The Foundation trilogy of novels were published between 1953 and 1953: Foundation (1951), Foundation and Empire (1952), Second Foundation (1953). They were edited out of short stories Dr. Asimov published in Astounding Magazine between 1942 and 1950.
The trilogy has expanded since the Fifties. In the ’80s, he wrote two prequels, Prelude to Foundation and Forward the Foundation. The the sequels Foundation’s Edge (1982) and Foundation and Earth (1986). were published in his later years. The streaming service Apple+ made a TV show of Foundation, starring Jared Harris as Hari Seldon. The Foundation trilogy won a special ONE-TIME hugo Award in 1966 for the Best All-Time Series.
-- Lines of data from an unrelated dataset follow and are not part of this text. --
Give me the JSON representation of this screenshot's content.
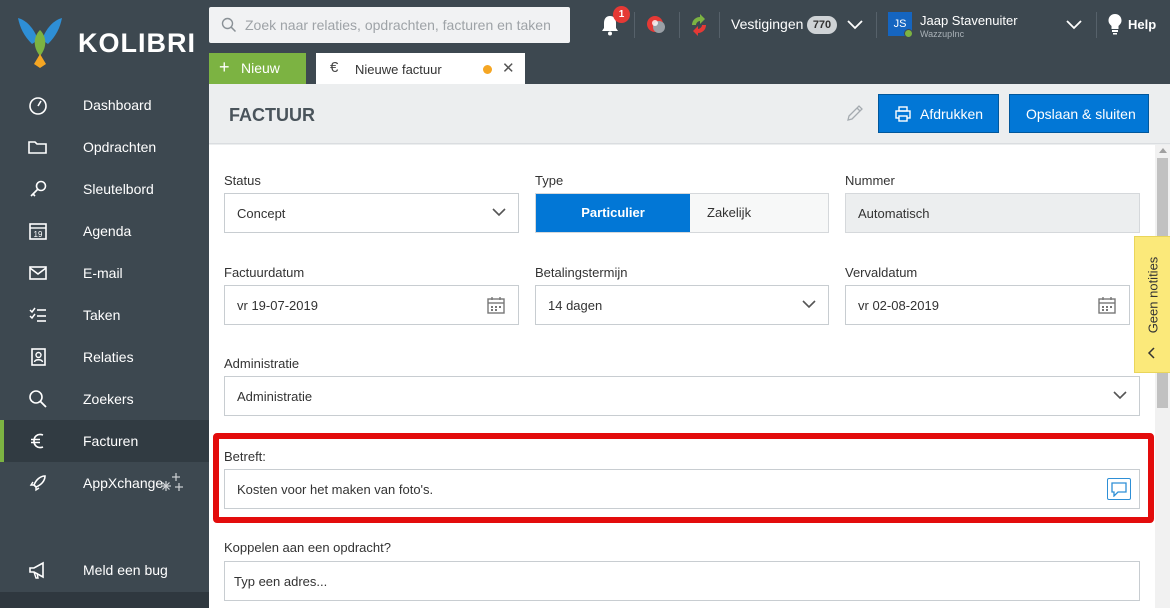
{
  "app": {
    "brand": "KOLIBRI",
    "colors": {
      "sidebar": "#3d4850",
      "accent_green": "#7cb342",
      "primary_blue": "#0277d6",
      "highlight_red": "#e30c0c",
      "notes_yellow": "#fbe97a"
    }
  },
  "search": {
    "placeholder": "Zoek naar relaties, opdrachten, facturen en taken"
  },
  "topbar": {
    "notifications_count": "1",
    "vestigingen_label": "Vestigingen",
    "vestigingen_count": "770",
    "user_initials": "JS",
    "user_name": "Jaap Stavenuiter",
    "user_company": "WazzupInc",
    "help_label": "Help"
  },
  "sidebar": {
    "items": [
      {
        "label": "Dashboard",
        "icon": "gauge-icon"
      },
      {
        "label": "Opdrachten",
        "icon": "folder-icon"
      },
      {
        "label": "Sleutelbord",
        "icon": "key-icon"
      },
      {
        "label": "Agenda",
        "icon": "calendar-icon",
        "icon_text": "19"
      },
      {
        "label": "E-mail",
        "icon": "envelope-icon"
      },
      {
        "label": "Taken",
        "icon": "checklist-icon"
      },
      {
        "label": "Relaties",
        "icon": "contact-card-icon"
      },
      {
        "label": "Zoekers",
        "icon": "search-icon"
      },
      {
        "label": "Facturen",
        "icon": "euro-icon",
        "active": true
      },
      {
        "label": "AppXchange",
        "icon": "rocket-icon"
      }
    ],
    "bottom": {
      "label": "Meld een bug",
      "icon": "megaphone-icon"
    }
  },
  "tabs": {
    "new_label": "Nieuw",
    "open_tab_label": "Nieuwe factuur"
  },
  "header": {
    "title": "FACTUUR",
    "print_label": "Afdrukken",
    "save_label": "Opslaan & sluiten"
  },
  "form": {
    "status": {
      "label": "Status",
      "value": "Concept"
    },
    "type": {
      "label": "Type",
      "options": [
        "Particulier",
        "Zakelijk"
      ],
      "selected": "Particulier"
    },
    "nummer": {
      "label": "Nummer",
      "value": "Automatisch"
    },
    "factuurdatum": {
      "label": "Factuurdatum",
      "value": "vr 19-07-2019"
    },
    "betalingstermijn": {
      "label": "Betalingstermijn",
      "value": "14 dagen"
    },
    "vervaldatum": {
      "label": "Vervaldatum",
      "value": "vr 02-08-2019"
    },
    "administratie": {
      "label": "Administratie",
      "value": "Administratie"
    },
    "betreft": {
      "label": "Betreft:",
      "value": "Kosten voor het maken van foto's."
    },
    "koppelen": {
      "label": "Koppelen aan een opdracht?",
      "placeholder": "Typ een adres..."
    }
  },
  "notes": {
    "label": "Geen notities"
  }
}
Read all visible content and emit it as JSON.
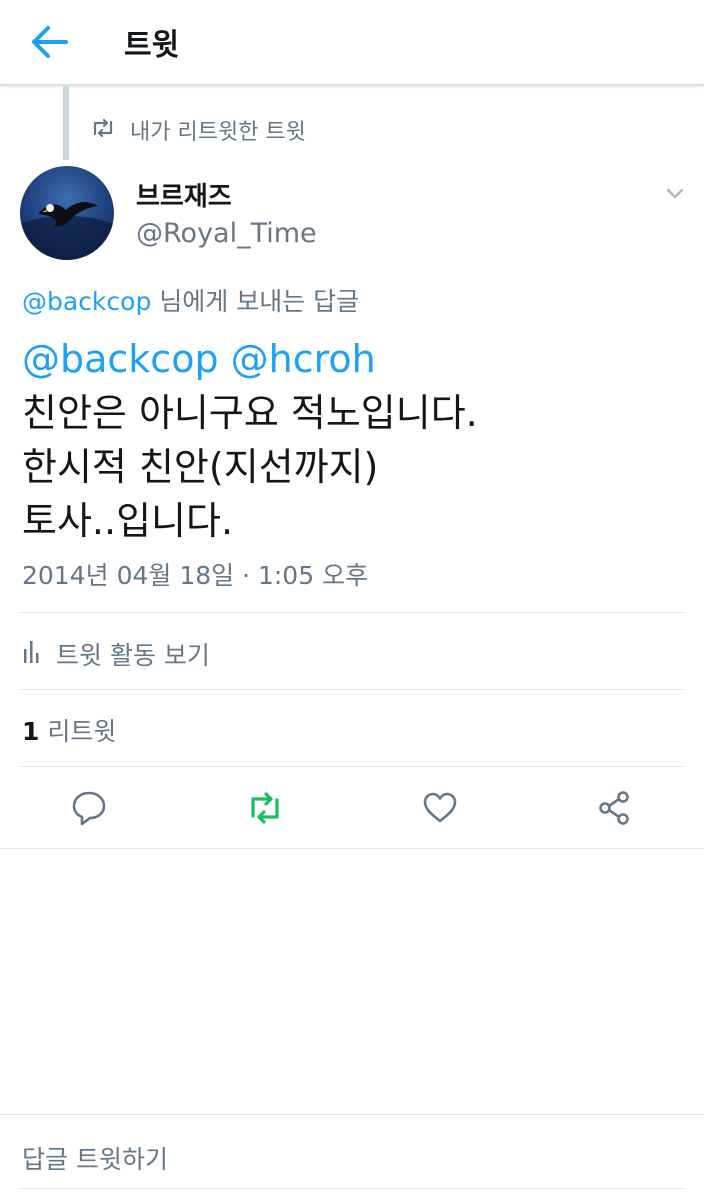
{
  "header": {
    "title": "트윗"
  },
  "retweet_context": {
    "label": "내가 리트윗한 트윗"
  },
  "tweet": {
    "author_name": "브르재즈",
    "author_handle": "@Royal_Time",
    "reply_to": {
      "mention": "@backcop",
      "suffix": " 님에게 보내는 답글"
    },
    "mentions": "@backcop @hcroh",
    "lines": [
      "친안은 아니구요 적노입니다.",
      "한시적 친안(지선까지)",
      "토사..입니다."
    ],
    "timestamp": "2014년 04월 18일 · 1:05 오후",
    "activity_label": "트윗 활동 보기",
    "retweet_count": "1",
    "retweet_label": " 리트윗"
  },
  "actions": [
    "reply-icon",
    "retweet-icon",
    "like-icon",
    "share-icon"
  ],
  "reply_box": {
    "placeholder": "답글 트윗하기"
  },
  "colors": {
    "accent": "#1da1f2",
    "retweet_active": "#17bf63",
    "secondary_text": "#657786",
    "divider": "#e1e8ed"
  }
}
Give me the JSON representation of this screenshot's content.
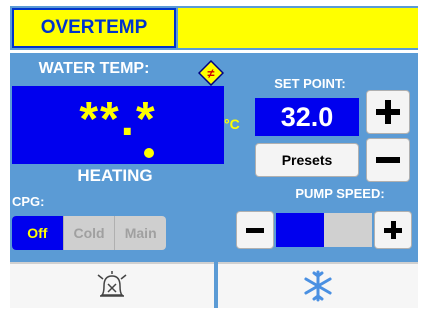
{
  "alarm": {
    "label": "OVERTEMP",
    "color": "#ffff00"
  },
  "water_temp": {
    "label": "WATER TEMP:",
    "value": "**.*",
    "unit": "°C"
  },
  "status": "HEATING",
  "set_point": {
    "label": "SET POINT:",
    "value": "32.0"
  },
  "presets_label": "Presets",
  "cpg": {
    "label": "CPG:",
    "options": [
      "Off",
      "Cold",
      "Main"
    ],
    "selected": "Off"
  },
  "pump_speed": {
    "label": "PUMP SPEED:",
    "level": 0.5
  },
  "icons": {
    "hint": "hint-icon",
    "alarm_silence": "alarm-silence-icon",
    "cool": "snowflake-icon"
  },
  "colors": {
    "panel": "#5b9bd5",
    "display": "#0000ee",
    "highlight": "#ffff00"
  }
}
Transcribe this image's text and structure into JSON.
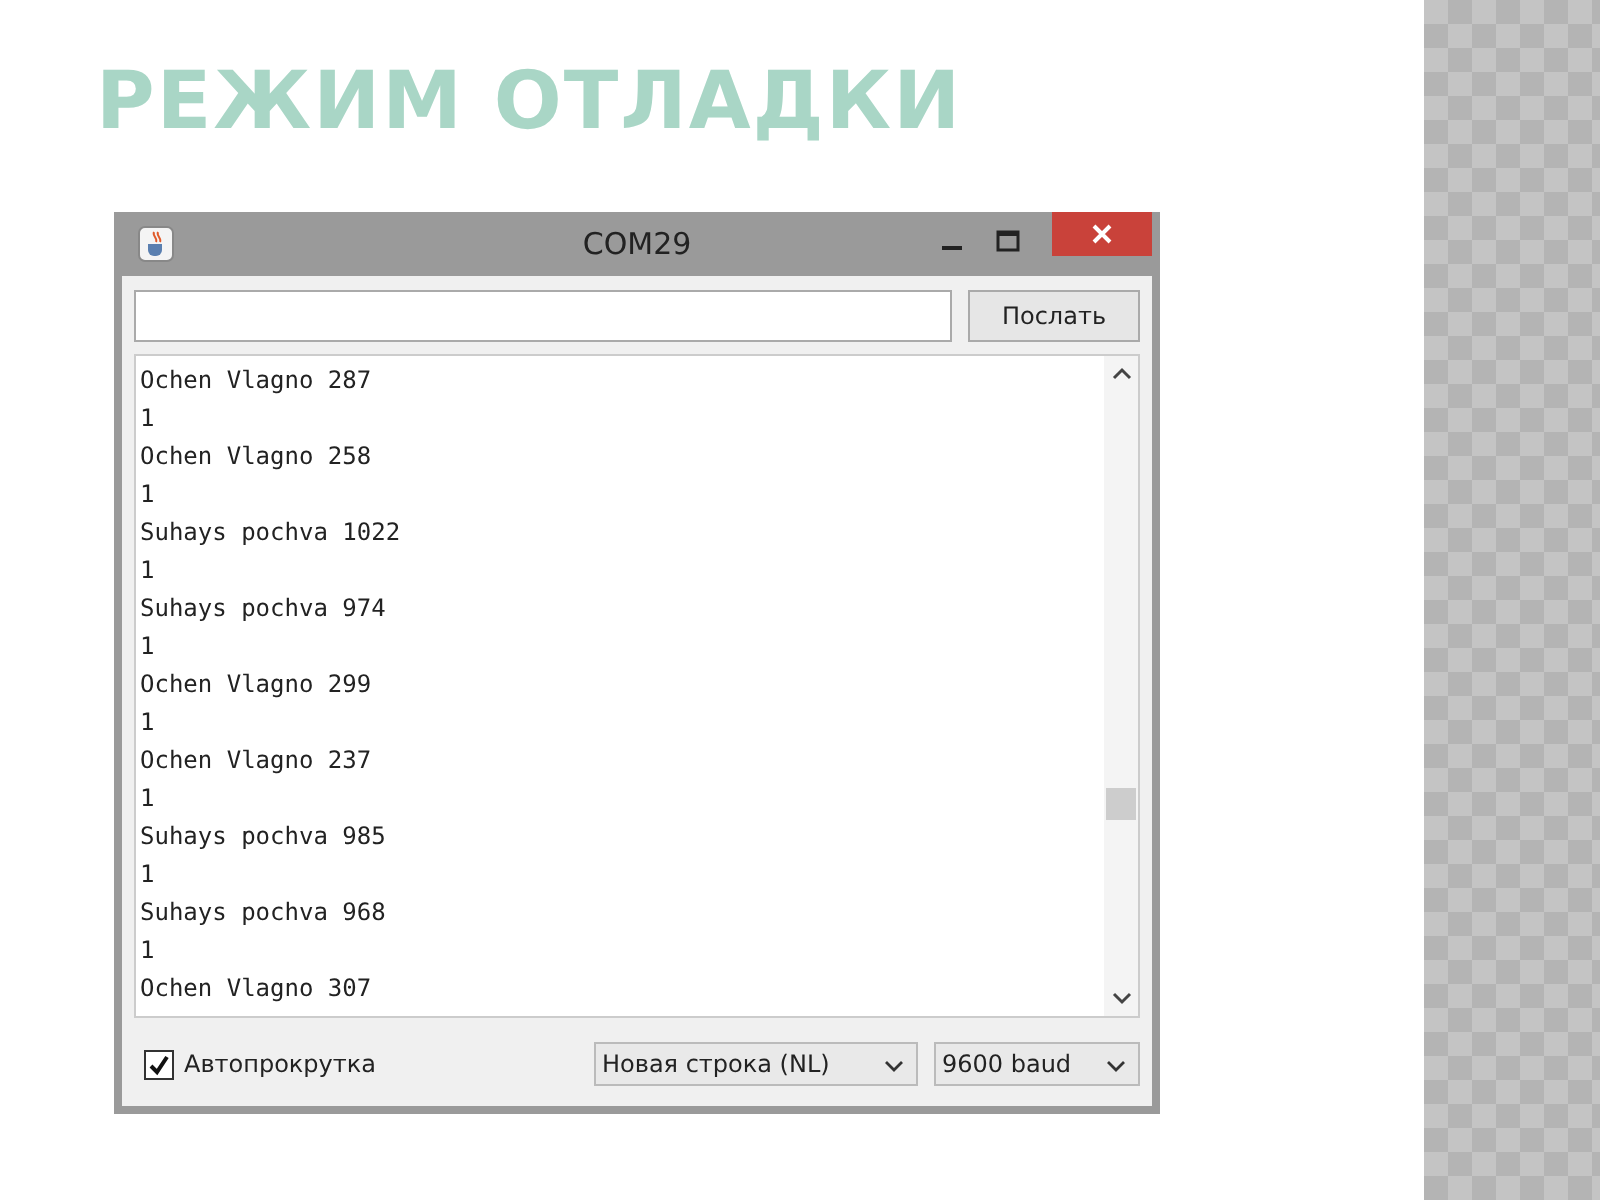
{
  "slide": {
    "title": "РЕЖИМ ОТЛАДКИ"
  },
  "window": {
    "title": "COM29"
  },
  "send_button": {
    "label": "Послать"
  },
  "output_lines": [
    "Ochen Vlagno 287",
    "1",
    "Ochen Vlagno 258",
    "1",
    "Suhays pochva 1022",
    "1",
    "Suhays pochva 974",
    "1",
    "Ochen Vlagno 299",
    "1",
    "Ochen Vlagno 237",
    "1",
    "Suhays pochva 985",
    "1",
    "Suhays pochva 968",
    "1",
    "Ochen Vlagno 307"
  ],
  "autoscroll": {
    "label": "Автопрокрутка",
    "checked": true
  },
  "line_ending": {
    "value": "Новая строка (NL)"
  },
  "baud": {
    "value": "9600 baud"
  }
}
Dr. Asimov wrote several series of books. Many of us read the YA series of Lucky Starr in our youth, a series that is somewhat dated now, but at the time reflected what Science knew about the Solar System. Dr. Asimov published them under the pen name Paul French.
Dr. Asimov and his second wife, J. O. Jeppson co-wrote the Norby series of children’s books. He also wrote an occasional series of stories about time travelling scouts who met and had adventures in the 20th century in the magazine Boys’ Life
The Galactic Empire series Pebble in the Sky, The Stars, Like Dust, The Currents of Space
The Robot books In addition to his popular I, Robot short story collection, Dr.Asimov wrote novels about the robot detectiveR. Lije Bailey, The Caves of Steel, The Naked Sun, The Robots of Dawn, and Robots and Empire.
In his later books, he tied the Galactic Empire series, the Robot books, and the increasingly misnamed Foundation trilogy together into one universe.
His independent novels included The End of Eternity, Child of Time, co-written with Robert Silverberg, based on Asimov’s short story, “The Ugly Little Boy.”
Dr. Asimov published over twenty collections of short stories. He annotated Byron’s “Don Juan,” Swift’s Gulliver’s Travels, Milton’s Paradise Lost, and Gilbert and Sullivan. He also wrote hundreds of essays, mostly on science, but also writing and science fiction. Many of these essays have been collected and published. He wrote three autobiographies.
His mysteries included the short stories about the Black Widowers Society and Murder at the ABA.
- Isaac Asimov was born January 2, 1920, CE in Russia. He died April 6, 1992 in New York City, NY, USA. His death was due to having contracted AIDS from tainted blood used during heart surgery. If it had happened today, he likely would not have died from it. Timing is everything.
- Dr. Asimov was married twice and had two children. His first wife was Gertrude Blugerman. They married in 1942 and divorced in 1973. They had two children, a son David, and a daughter Robyn Joan. His second wife was psychiatrist Dr. Janet Opal Jepppson (1926-2019). Dr. Asimov and Dr, Jeppson married in 1973 and were together until his death in 1992.
Dr. Susan Calvin, the heroine of I, Robot, is in some ways the literary grandmother of Star Wars‘ Senator Leia Organa. She and Heinlein’s Podkayne of Mars, were among the first female protagonists in science fiction to be competent females rather than damsels in distress.
An asteroid and a crater on Mars have both been named in his honor, as has an elementary school in Brooklyn. His Three Laws of Robotics changed the old perception of robots as dangerous mechanical beasts that would inevitably turn on their masters like an ill-trained Doberman Pinscher. In the TV show Buck Rogers in the 26th Century, the character Admiral Asimov was named for him. Honda named an experimental robot, the Asimo, was named in his honor.
Dr. Asimov inspired countless 20th and 21st century authors, and potentially hundreds of thousands of college students.
By the way, Dr. Asimov claimed that his personal favorite of his novels was Murder at the ABA. Do you have a favorite among his many novels and short stories? Almost everyone has one. We invite your comments.
Susan Macdonald is the author of the children’s book “R is for Renaissance Faire”, as well as short stories in “Alternative Truths”, “Swords and Sorceress #30”, “Supernatural Colorado”, “Barbarian Crowns”, “Cat Tails””Under Western Stars”, and “Knee-High Drummond and the Durango Kid”. Her articles have appeared on SCIFI.radio’s web site, in The Inquisitr, and in The Millington Star. She enjoys Renaissance Faires (see book above), science fiction conventions, Highland Games, and Native American pow-wows.